so much decimated the population of all European countries that much time was required for recuperation. It took more than one hundred years for Europe to recover sufficiently to be able to engage in new enterprises either at home or abroad. We can form some conception of the character of the black death when we learn that it reduced the population of Norway alone from 2,000,000 to 300,000. The black death has been handed down in tradition from generation to generation, even to the present time. The Norwegian peasants speak of it as an old hag marching through the country with a rake in one hand and a broom in the other. If she came to a valley in Norway where there were a few good people she used the rake and the virtuous would escape between the fingers of the rake. But when she found a valley where all the people were wicked she used the broom and did not leave a soul to tell the tale of what had happened. Some of the remote valleys thus swept clean have been rediscovered within the last century. The black death also visited Iceland and Greenland and committed similar depredations there. It is evident that this scourge left no surplus population for exploring and colonizing lands beyond the sea.
If the communication between the north of Europe and Greenland and Vinland could have been continued a hundred years longer, that is, until the middle of the fifteenth century, or until the countries had recuperated from the ravages of the black plague and until after the discovery of the compass and of powder and fire arms, then there is no doubt but that the Norse colonies would
have become permanent, and America would have become the scene of Norse settlements and Norse enterprises. The Norse language would have taken possession of this country from sea to sea and there is little doubt that his article of mine would have been written in the Norse tongue instead of in English. Meanwhile it is certain that Bjarne Herjulfson was the first European whose eyes beheld the American continent, that Leif Erikson was the first pale-faced man whose feet trod on American soil, that his brother Thorvald was the first Christian buried beneath our sod, that Thorfin Karlsefni was the first to attempt the planting of a colony on our shores, that the noble and intelligent Gudrid was the first white woman to honor America with her presence, and that Thorfin's and Gudrid's son Snorre was the first white child born in America.
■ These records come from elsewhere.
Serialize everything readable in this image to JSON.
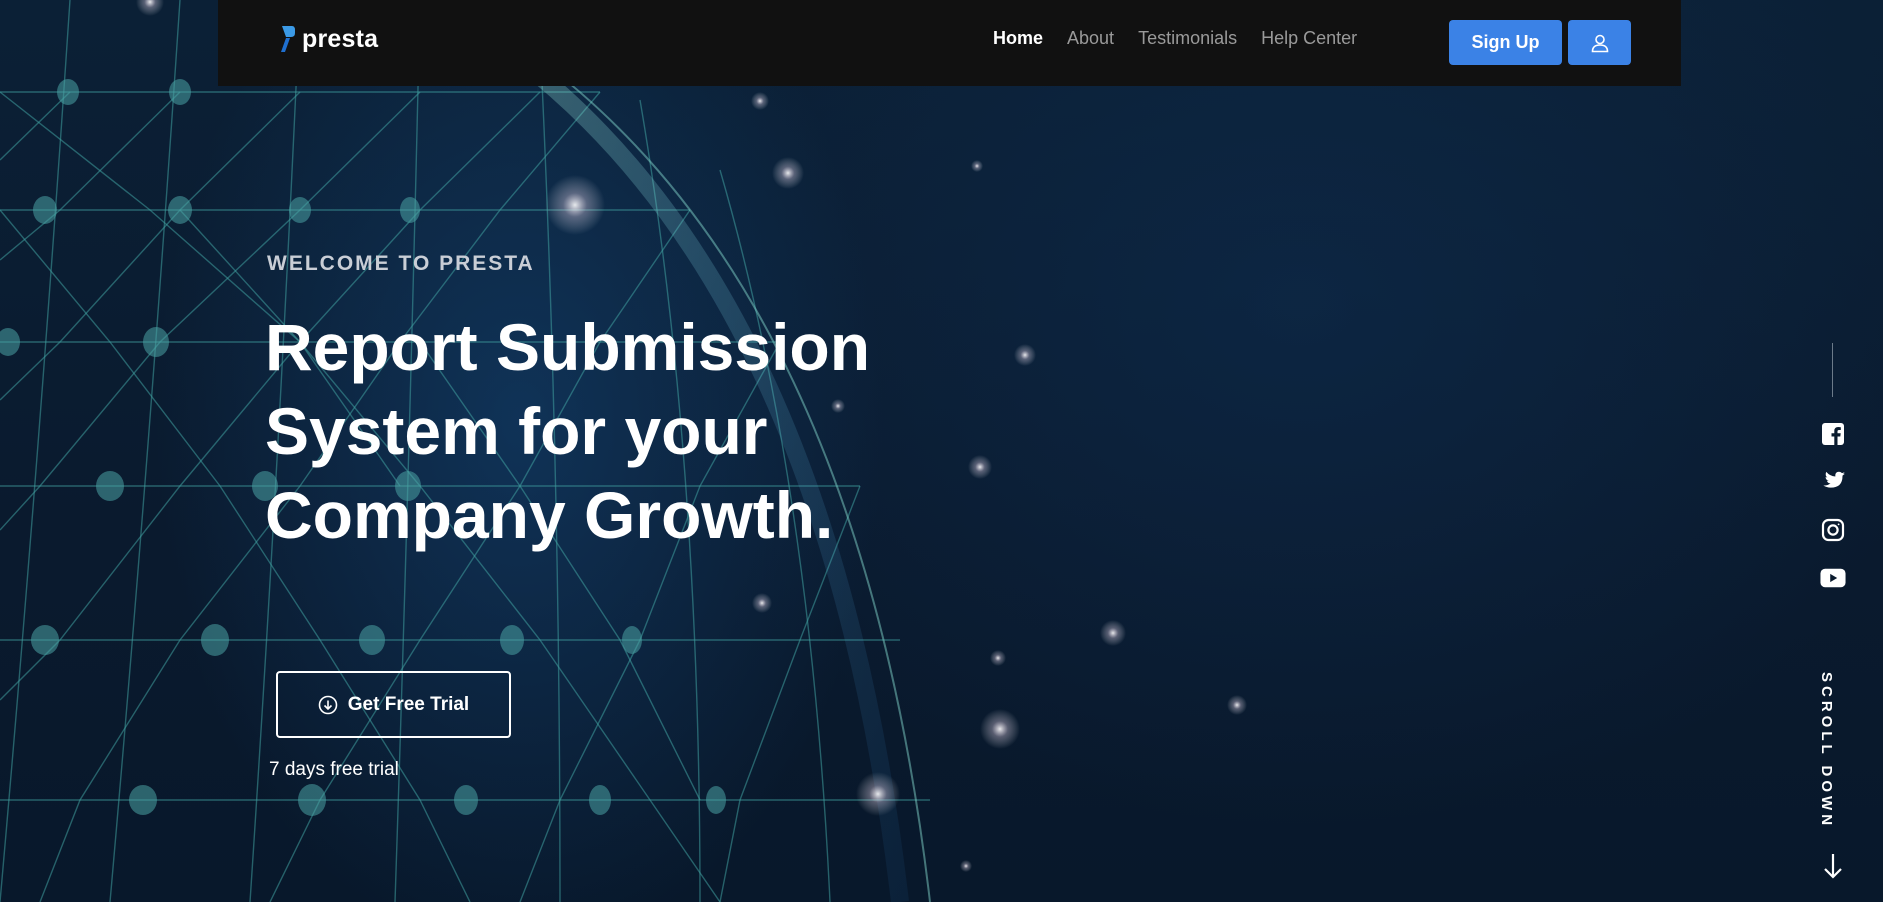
{
  "brand": {
    "name": "presta",
    "accent": "#3b82e6"
  },
  "nav": {
    "links": [
      {
        "label": "Home",
        "active": true
      },
      {
        "label": "About",
        "active": false
      },
      {
        "label": "Testimonials",
        "active": false
      },
      {
        "label": "Help Center",
        "active": false
      }
    ],
    "signup_label": "Sign Up",
    "user_icon": "user-icon"
  },
  "hero": {
    "eyebrow": "WELCOME TO PRESTA",
    "headline_lines": [
      "Report Submission",
      "System for your",
      "Company Growth."
    ],
    "cta_label": "Get Free Trial",
    "cta_icon": "download-circle-icon",
    "note": "7 days free trial"
  },
  "rail": {
    "social_icons": [
      "facebook-icon",
      "twitter-icon",
      "instagram-icon",
      "youtube-icon"
    ],
    "scroll_label": "SCROLL DOWN",
    "scroll_icon": "arrow-down-icon"
  }
}
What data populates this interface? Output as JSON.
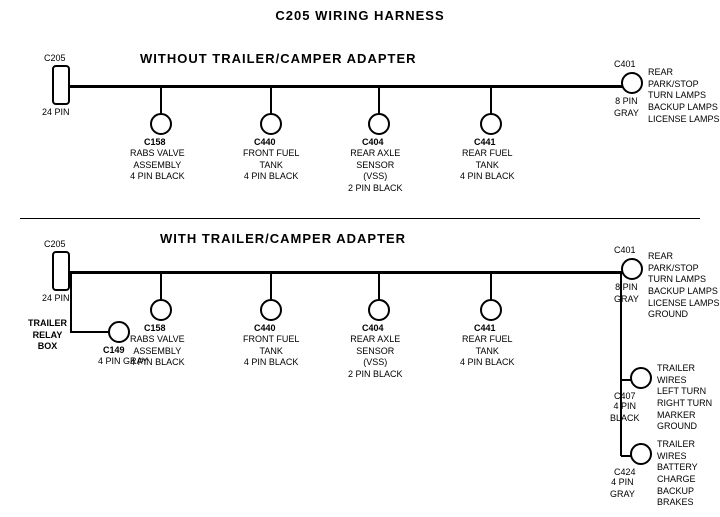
{
  "title": "C205 WIRING HARNESS",
  "top_section": {
    "label": "WITHOUT TRAILER/CAMPER ADAPTER",
    "left_connector": {
      "id": "C205",
      "sub": "24 PIN"
    },
    "right_connector": {
      "id": "C401",
      "sub": "8 PIN\nGRAY",
      "description": "REAR PARK/STOP\nTURN LAMPS\nBACKUP LAMPS\nLICENSE LAMPS"
    },
    "connectors": [
      {
        "id": "C158",
        "label": "RABS VALVE\nASSEMBLY\n4 PIN BLACK"
      },
      {
        "id": "C440",
        "label": "FRONT FUEL\nTANK\n4 PIN BLACK"
      },
      {
        "id": "C404",
        "label": "REAR AXLE\nSENSOR\n(VSS)\n2 PIN BLACK"
      },
      {
        "id": "C441",
        "label": "REAR FUEL\nTANK\n4 PIN BLACK"
      }
    ]
  },
  "bottom_section": {
    "label": "WITH TRAILER/CAMPER ADAPTER",
    "left_connector": {
      "id": "C205",
      "sub": "24 PIN"
    },
    "trailer_relay": {
      "label": "TRAILER\nRELAY\nBOX"
    },
    "c149": {
      "id": "C149",
      "sub": "4 PIN GRAY"
    },
    "right_connector": {
      "id": "C401",
      "sub": "8 PIN\nGRAY",
      "description": "REAR PARK/STOP\nTURN LAMPS\nBACKUP LAMPS\nLICENSE LAMPS\nGROUND"
    },
    "connectors": [
      {
        "id": "C158",
        "label": "RABS VALVE\nASSEMBLY\n4 PIN BLACK"
      },
      {
        "id": "C440",
        "label": "FRONT FUEL\nTANK\n4 PIN BLACK"
      },
      {
        "id": "C404",
        "label": "REAR AXLE\nSENSOR\n(VSS)\n2 PIN BLACK"
      },
      {
        "id": "C441",
        "label": "REAR FUEL\nTANK\n4 PIN BLACK"
      }
    ],
    "c407": {
      "id": "C407",
      "sub": "4 PIN\nBLACK",
      "description": "TRAILER WIRES\nLEFT TURN\nRIGHT TURN\nMARKER\nGROUND"
    },
    "c424": {
      "id": "C424",
      "sub": "4 PIN\nGRAY",
      "description": "TRAILER WIRES\nBATTERY CHARGE\nBACKUP\nBRAKES"
    }
  }
}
In this connection it is interesting to note the fact that the first white man to visit the extreme western part of America was the Dane, Vitus Bering, after whom Bering Strait bears its name. Bering discovered the extreme western coast of this country in 1728. The Norwegian, Leif Erikson, stands at the rising, and the Dane, Vitus Bering, at the setting sun, and clasp the great American continent in their strong Scandinavian arms. The Swedes, too, should be remembered, for when this country was in the throes of the great civil war, did not Sweden give us her great son, John Ericsson, who invented for us the Monitor?
"Truth crushed to earth will rise again." The facts of these Norse voyages have long lain darkened and hid
in old neglected libraries, and so truth may long lie unknown under the dust and rubbish of the ages; but it is like a ray of light from a star in some far-off region of the universe. After thousands of years that ray reaches some other heavenly body and gives it light.